*** Opening of Given information ***

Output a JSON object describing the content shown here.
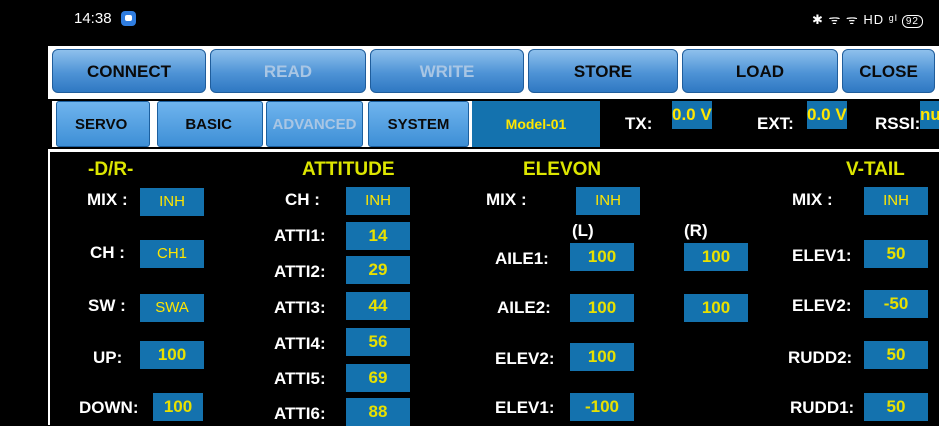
{
  "status": {
    "time": "14:38",
    "right_text": "✱ ᯤ ᯤ HD ᵍᴵ",
    "battery": "92"
  },
  "top_buttons": [
    {
      "label": "CONNECT",
      "enabled": true
    },
    {
      "label": "READ",
      "enabled": false
    },
    {
      "label": "WRITE",
      "enabled": false
    },
    {
      "label": "STORE",
      "enabled": true
    },
    {
      "label": "LOAD",
      "enabled": true
    },
    {
      "label": "CLOSE",
      "enabled": true
    }
  ],
  "tabs": [
    {
      "label": "SERVO",
      "enabled": true
    },
    {
      "label": "BASIC",
      "enabled": true
    },
    {
      "label": "ADVANCED",
      "enabled": false
    },
    {
      "label": "SYSTEM",
      "enabled": true
    }
  ],
  "info": {
    "model": "Model-01",
    "tx_label": "TX:",
    "tx_value": "0.0 V",
    "ext_label": "EXT:",
    "ext_value": "0.0 V",
    "rssi_label": "RSSI:",
    "rssi_value": "nul"
  },
  "dr": {
    "title": "-D/R-",
    "mix_label": "MIX :",
    "mix": "INH",
    "ch_label": "CH :",
    "ch": "CH1",
    "sw_label": "SW :",
    "sw": "SWA",
    "up_label": "UP:",
    "up": "100",
    "down_label": "DOWN:",
    "down": "100"
  },
  "attitude": {
    "title": "ATTITUDE",
    "ch_label": "CH :",
    "ch": "INH",
    "rows": [
      {
        "label": "ATTI1:",
        "value": "14"
      },
      {
        "label": "ATTI2:",
        "value": "29"
      },
      {
        "label": "ATTI3:",
        "value": "44"
      },
      {
        "label": "ATTI4:",
        "value": "56"
      },
      {
        "label": "ATTI5:",
        "value": "69"
      },
      {
        "label": "ATTI6:",
        "value": "88"
      }
    ]
  },
  "elevon": {
    "title": "ELEVON",
    "mix_label": "MIX :",
    "mix": "INH",
    "left": "(L)",
    "right": "(R)",
    "aile1_label": "AILE1:",
    "aile1_l": "100",
    "aile1_r": "100",
    "aile2_label": "AILE2:",
    "aile2_l": "100",
    "aile2_r": "100",
    "elev2_label": "ELEV2:",
    "elev2": "100",
    "elev1_label": "ELEV1:",
    "elev1": "-100"
  },
  "vtail": {
    "title": "V-TAIL",
    "mix_label": "MIX :",
    "mix": "INH",
    "elev1_label": "ELEV1:",
    "elev1": "50",
    "elev2_label": "ELEV2:",
    "elev2": "-50",
    "rudd2_label": "RUDD2:",
    "rudd2": "50",
    "rudd1_label": "RUDD1:",
    "rudd1": "50"
  }
}
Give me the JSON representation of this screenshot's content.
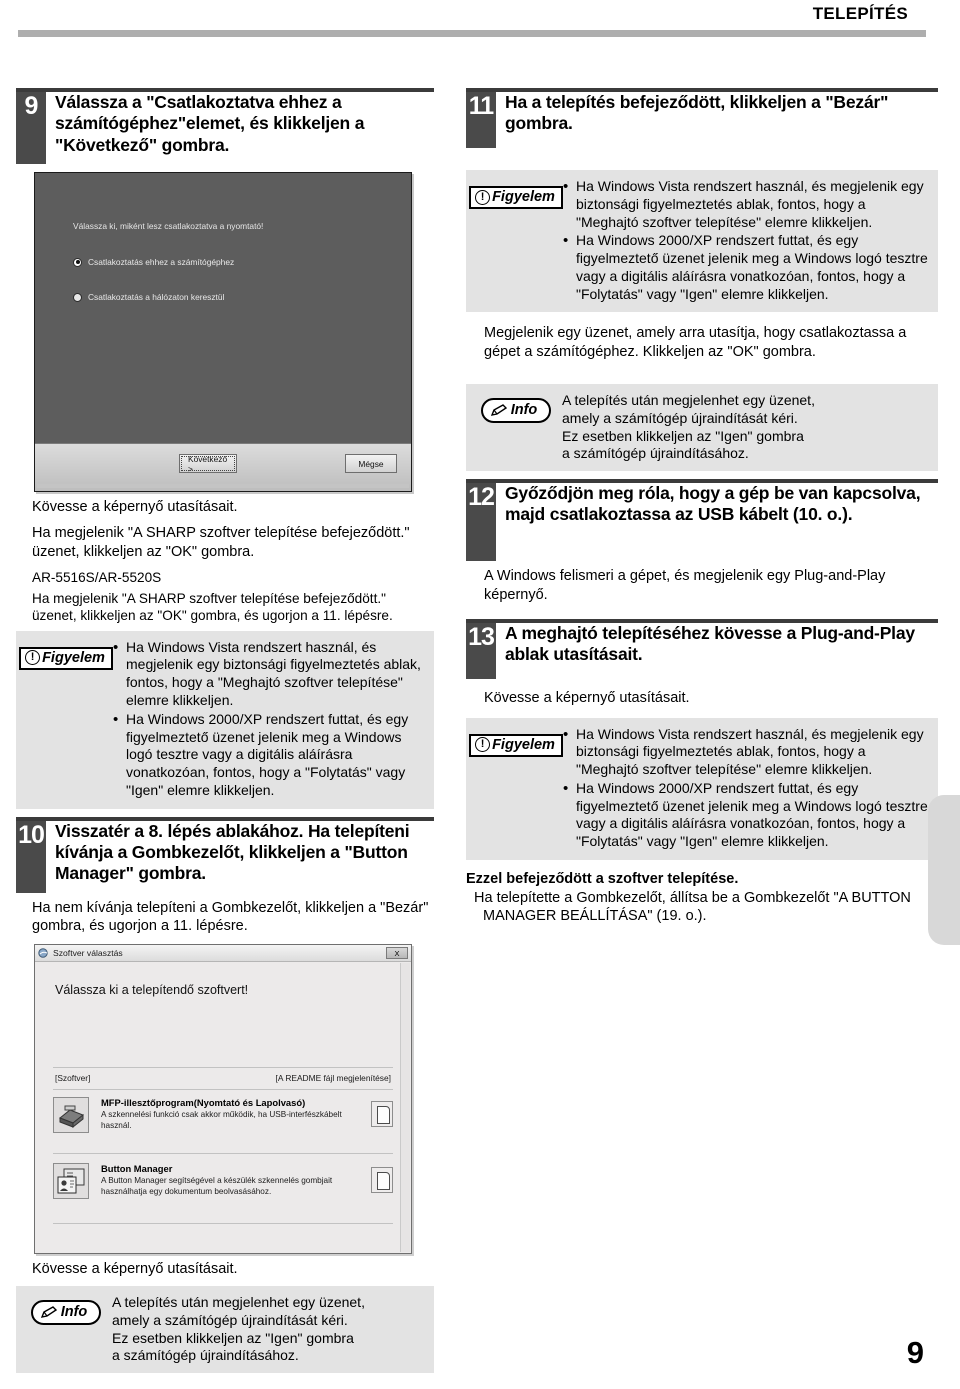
{
  "header": {
    "title": "TELEPÍTÉS"
  },
  "page_number": "9",
  "left_column": {
    "step9": {
      "number": "9",
      "title": "Válassza a \"Csatlakoztatva ehhez a számítógéphez\"elemet, és klikkeljen a \"Következő\" gombra."
    },
    "wizard_screenshot": {
      "prompt": "Válassza ki, miként lesz csatlakoztatva a nyomtató!",
      "option1": "Csatlakoztatás ehhez a számítógéphez",
      "option2": "Csatlakoztatás a hálózaton keresztül",
      "next_button": "Következő >",
      "cancel_button": "Mégse"
    },
    "follow_instructions": "Kövesse a képernyő utasításait.",
    "message_para": "Ha megjelenik \"A SHARP szoftver telepítése befejeződött.\" üzenet, klikkeljen az \"OK\" gombra.",
    "model_label": "AR-5516S/AR-5520S",
    "model_para": "Ha megjelenik \"A SHARP szoftver telepítése befejeződött.\" üzenet, klikkeljen az \"OK\" gombra, és ugorjon a 11. lépésre.",
    "figyelem": {
      "tag": "Figyelem",
      "bullets": [
        "Ha Windows Vista rendszert használ, és megjelenik egy biztonsági figyelmeztetés ablak, fontos, hogy a \"Meghajtó szoftver telepítése\" elemre klikkeljen.",
        "Ha Windows 2000/XP rendszert futtat, és egy figyelmeztető üzenet jelenik meg a Windows logó tesztre vagy a digitális aláírásra vonatkozóan, fontos, hogy a \"Folytatás\" vagy \"Igen\" elemre klikkeljen."
      ]
    },
    "step10": {
      "number": "10",
      "title": "Visszatér a 8. lépés ablakához. Ha telepíteni kívánja a Gombkezelőt, klikkeljen a \"Button Manager\" gombra.",
      "body": "Ha nem kívánja telepíteni a Gombkezelőt, klikkeljen a \"Bezár\" gombra, és ugorjon a 11. lépésre."
    },
    "software_screenshot": {
      "window_title": "Szoftver választás",
      "close_label": "X",
      "heading": "Válassza ki a telepítendő szoftvert!",
      "col_left": "[Szoftver]",
      "col_right": "[A README fájl megjelenítése]",
      "items": [
        {
          "name": "MFP-illesztőprogram(Nyomtató és Lapolvasó)",
          "desc": "A szkennelési funkció csak akkor működik, ha USB-interfészkábelt használ."
        },
        {
          "name": "Button Manager",
          "desc": "A Button Manager segítségével a készülék szkennelés gombjait használhatja egy dokumentum beolvasásához."
        }
      ]
    },
    "follow_instructions2": "Kövesse a képernyő utasításait.",
    "info": {
      "tag": "Info",
      "lines": [
        "A telepítés után megjelenhet egy üzenet,",
        "amely a számítógép újraindítását kéri.",
        "Ez esetben klikkeljen az \"Igen\" gombra",
        "a számítógép újraindításához."
      ]
    }
  },
  "right_column": {
    "step11": {
      "number": "11",
      "title": "Ha a telepítés befejeződött, klikkeljen a \"Bezár\" gombra."
    },
    "figyelem": {
      "tag": "Figyelem",
      "bullets": [
        "Ha Windows Vista rendszert használ, és megjelenik egy biztonsági figyelmeztetés ablak, fontos, hogy a \"Meghajtó szoftver telepítése\" elemre klikkeljen.",
        "Ha Windows 2000/XP rendszert futtat, és egy figyelmeztető üzenet jelenik meg a Windows logó tesztre vagy a digitális aláírásra vonatkozóan, fontos, hogy a \"Folytatás\" vagy \"Igen\" elemre klikkeljen."
      ]
    },
    "message_para": "Megjelenik egy üzenet, amely arra utasítja, hogy csatlakoztassa a gépet a számítógéphez. Klikkeljen az \"OK\" gombra.",
    "info": {
      "tag": "Info",
      "lines": [
        "A telepítés után megjelenhet egy üzenet,",
        "amely a számítógép újraindítását kéri.",
        "Ez esetben klikkeljen az \"Igen\" gombra",
        "a számítógép újraindításához."
      ]
    },
    "step12": {
      "number": "12",
      "title": "Győződjön meg róla, hogy a gép be van kapcsolva, majd csatlakoztassa az USB kábelt (10. o.).",
      "body": "A Windows felismeri a gépet, és megjelenik egy Plug-and-Play képernyő."
    },
    "step13": {
      "number": "13",
      "title": "A meghajtó telepítéséhez kövesse a Plug-and-Play ablak utasításait.",
      "body": "Kövesse a képernyő utasításait."
    },
    "figyelem2": {
      "tag": "Figyelem",
      "bullets": [
        "Ha Windows Vista rendszert használ, és megjelenik egy biztonsági figyelmeztetés ablak, fontos, hogy a \"Meghajtó szoftver telepítése\" elemre klikkeljen.",
        "Ha Windows 2000/XP rendszert futtat, és egy figyelmeztető üzenet jelenik meg a Windows logó tesztre vagy a digitális aláírásra vonatkozóan, fontos, hogy a \"Folytatás\" vagy \"Igen\" elemre klikkeljen."
      ]
    },
    "closing": {
      "bold": "Ezzel befejeződött a szoftver telepítése.",
      "bullet": "Ha telepítette a Gombkezelőt, állítsa be a Gombkezelőt \"A BUTTON MANAGER BEÁLLÍTÁSA\" (19. o.)."
    }
  }
}
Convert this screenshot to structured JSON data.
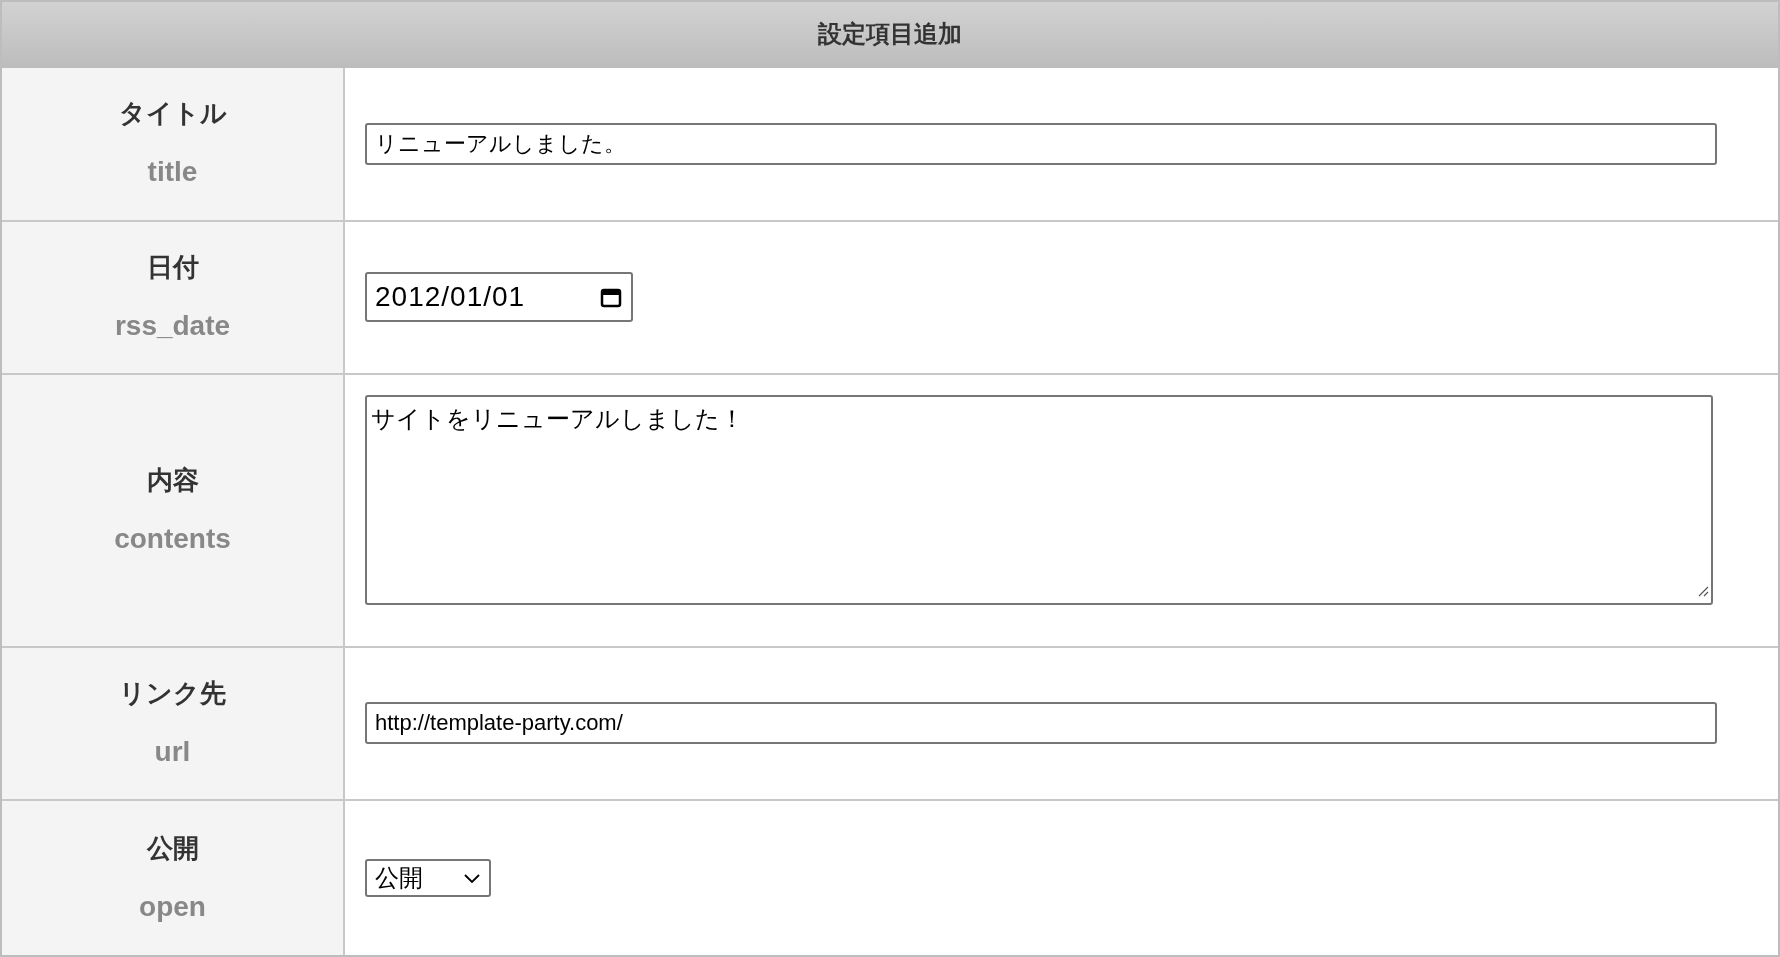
{
  "header": {
    "title": "設定項目追加"
  },
  "rows": [
    {
      "label": "タイトル",
      "key": "title",
      "kind": "text",
      "value": "リニューアルしました。"
    },
    {
      "label": "日付",
      "key": "rss_date",
      "kind": "date",
      "value": "2012/01/01"
    },
    {
      "label": "内容",
      "key": "contents",
      "kind": "textarea",
      "value": "サイトをリニューアルしました！"
    },
    {
      "label": "リンク先",
      "key": "url",
      "kind": "text",
      "value": "http://template-party.com/"
    },
    {
      "label": "公開",
      "key": "open",
      "kind": "select",
      "value": "公開"
    }
  ]
}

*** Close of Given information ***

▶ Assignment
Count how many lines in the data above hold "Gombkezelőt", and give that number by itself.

▶ Written answer
3